Although at this moment less influential than the aforementioned Conservatives, both Jo Johnson (former universities minister) and Justine Greening (former education secretary) greeted the report frostily. The former said Augar will “destabilise finances, imperil many courses and reverse progress in widening access. Bad policy, bad politics.” The latter tweeted: “Augar review risks backwards step on social mobility and access to uni. Paying back debt for 40 years on lower earnings threshold is regressive. We need a long-term, radical overhaul.”
For the Conservatives, post-18 education is a discussion that looks far from resolved.
What was proposed?
Below is a brief of summary of each section
● Introduce a single lifelong allowance for every adult
● Access to tuition and maintenance fees for students on level 4–6 qualifications
● Streamline the number of level 4–5 qualifications
● A lower fee cap for most FE courses
● Every secondary school to join a ‘careers hub’.
● Remove support for foundation years

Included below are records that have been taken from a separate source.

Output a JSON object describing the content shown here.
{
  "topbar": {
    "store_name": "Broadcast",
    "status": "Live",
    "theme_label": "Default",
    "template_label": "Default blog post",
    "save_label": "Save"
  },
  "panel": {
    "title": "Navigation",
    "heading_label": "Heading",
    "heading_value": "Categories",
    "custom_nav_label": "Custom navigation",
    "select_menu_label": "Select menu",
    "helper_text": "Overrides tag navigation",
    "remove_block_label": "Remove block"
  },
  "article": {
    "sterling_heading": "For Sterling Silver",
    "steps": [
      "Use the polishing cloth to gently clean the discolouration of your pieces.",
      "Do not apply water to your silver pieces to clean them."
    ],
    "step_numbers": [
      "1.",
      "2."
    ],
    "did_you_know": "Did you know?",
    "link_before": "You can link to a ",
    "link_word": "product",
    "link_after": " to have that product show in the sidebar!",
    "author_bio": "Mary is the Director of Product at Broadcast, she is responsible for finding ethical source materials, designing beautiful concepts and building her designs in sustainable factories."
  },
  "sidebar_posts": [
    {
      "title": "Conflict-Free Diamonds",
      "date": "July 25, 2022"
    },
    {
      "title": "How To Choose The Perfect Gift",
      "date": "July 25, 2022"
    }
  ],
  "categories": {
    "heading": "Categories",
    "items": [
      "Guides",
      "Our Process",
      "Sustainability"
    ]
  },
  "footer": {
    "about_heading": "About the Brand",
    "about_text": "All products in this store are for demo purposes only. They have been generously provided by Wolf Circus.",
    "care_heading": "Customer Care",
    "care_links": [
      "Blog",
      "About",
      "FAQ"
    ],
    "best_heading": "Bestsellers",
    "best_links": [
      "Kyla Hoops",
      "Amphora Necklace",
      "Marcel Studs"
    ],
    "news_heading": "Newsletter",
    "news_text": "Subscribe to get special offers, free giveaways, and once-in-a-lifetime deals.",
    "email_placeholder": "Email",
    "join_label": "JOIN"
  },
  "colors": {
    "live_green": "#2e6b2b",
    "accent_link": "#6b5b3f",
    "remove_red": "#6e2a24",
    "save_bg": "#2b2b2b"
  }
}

● Freeze per-student funding until 2023
● Drop fees to £7,500 and increase government teaching grants
● More money for courses with “social and economic value” and less for others
● Address retention and employability. Potentially introduce minimum entry thresholds and caps.
● More funding (including £1bn at the next spending review)
● Relaxed rules providing more autonomy
● FE colleges to have a “protected title” much like universities.
● Ofsted to offer accreditation of qualifications – providers should be dependent on
● Lower the repayment thresholds for tuition fee loans
● Extend the repayment period for fees to 40 years
● Lifetime cap for repayments to be set at 1.2 times the initial loan
● Remove in-study interest rates.
● Reintroduce maintenance loans (which are as “high
as possible”) to students on all qualifications above level 4
● OfS to investigate student accommodation costs
● Bursaries should increase.
You might also like: Augar review – what does it mean?